Do males form social associations based on sexual attractiveness in a fission-fusion fish society?
Recent theory predicts that males should choose social environments that maximize their relative attractiveness to females by preferentially associating with less attractive rivals, so as to enhance their mating success. Using the Trinidadian guppy (Poecilia reticulata), a highly social species, we tested for non-random social associations among males in mixed-sex groups based on two phenotypic traits (body length and coloration) that predict relative sexual attractiveness to females and sexual (sperm) competitiveness. Based on a well-replicated laboratory dichotomous-choice test of social group preference, we could not reject the null hypothesis that focal males chose randomly between a mixed-sex group that comprised a female and a rival male that was less sexually attractive than themselves and another mixed-sex group containing a sexually more attractive male. The same conclusion was reached when females were absent from the two groups. As might be expected from these laboratory findings, free-ranging males in the field were not assorted by either body length or colour in mixed-sex shoals. The apparent lack of an evolved and expressed preference in wild male guppies from our study population to form social associations with other males based on their relative sexual attractiveness and competitiveness might be due to the fission-fusion dynamics of guppy shoals in nature. Such social dynamics likely places constraints on the formation of stable phenotype-based social associations among males. This possibility is supported by a simulation model which assumes group departure rules based on relative body size and coloration in males.
|Funder||Natural Sciences and Engineering Research Council of Canada , German Academic Exchange Service (DAAD)|

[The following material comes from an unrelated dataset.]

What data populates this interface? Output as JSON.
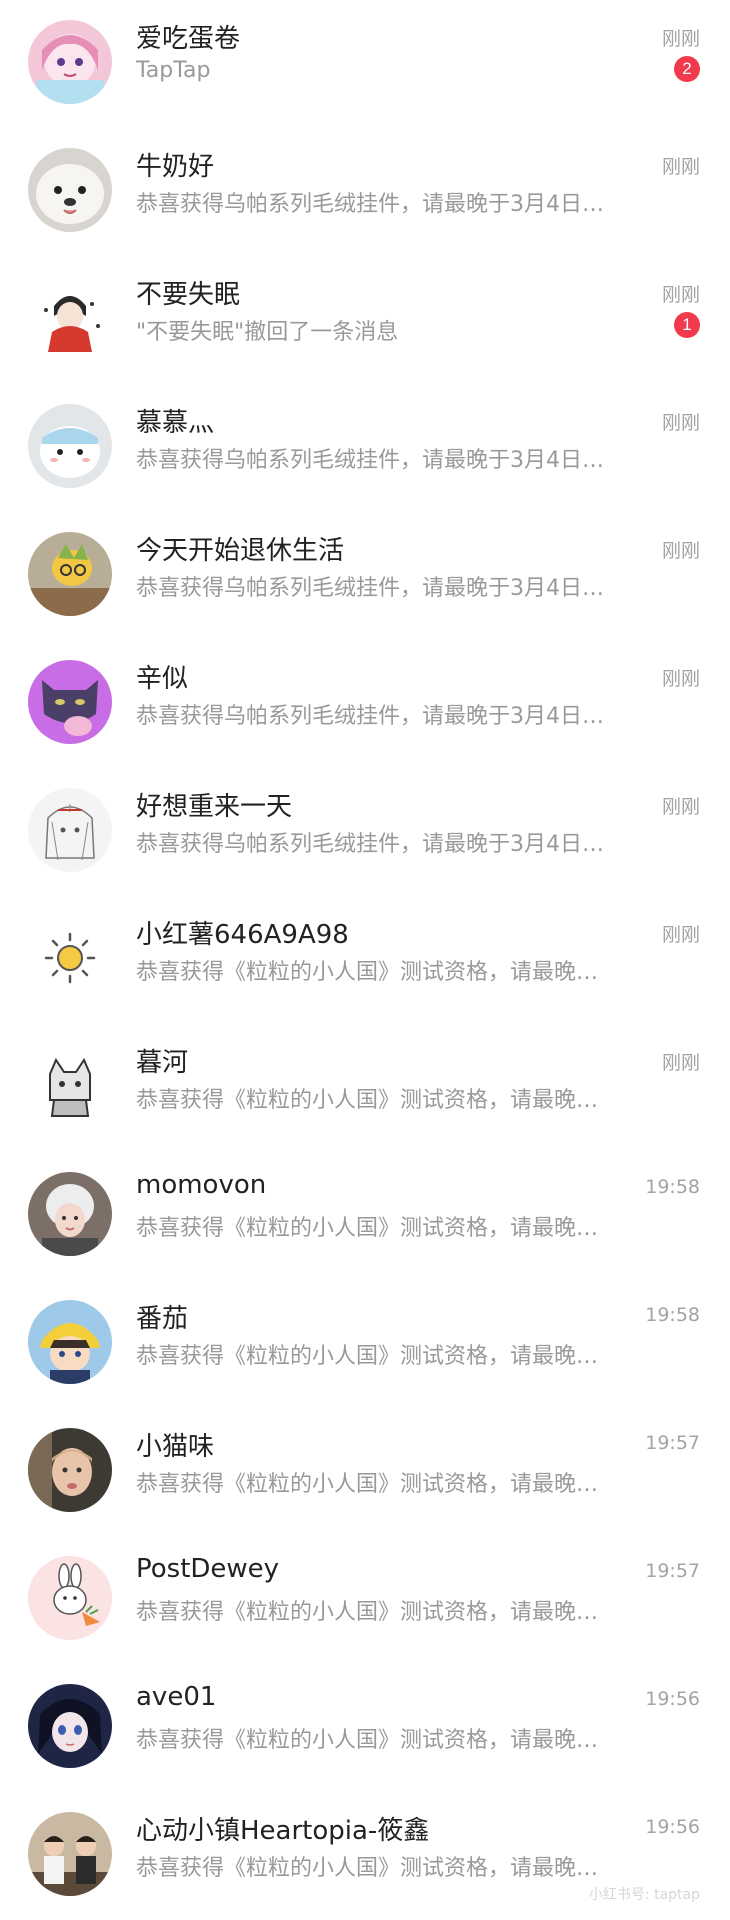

Auge, A.-C. (Anne-Christine), Auld, H.L. (Heather L.), Sherratt, T, & Godin, J.-G.J. (2016). Do males form social associations based on sexual attractiveness in a fission-fusion fish society?. PLoS ONE, 11(3). doi:10.1371/journal.pone.0151243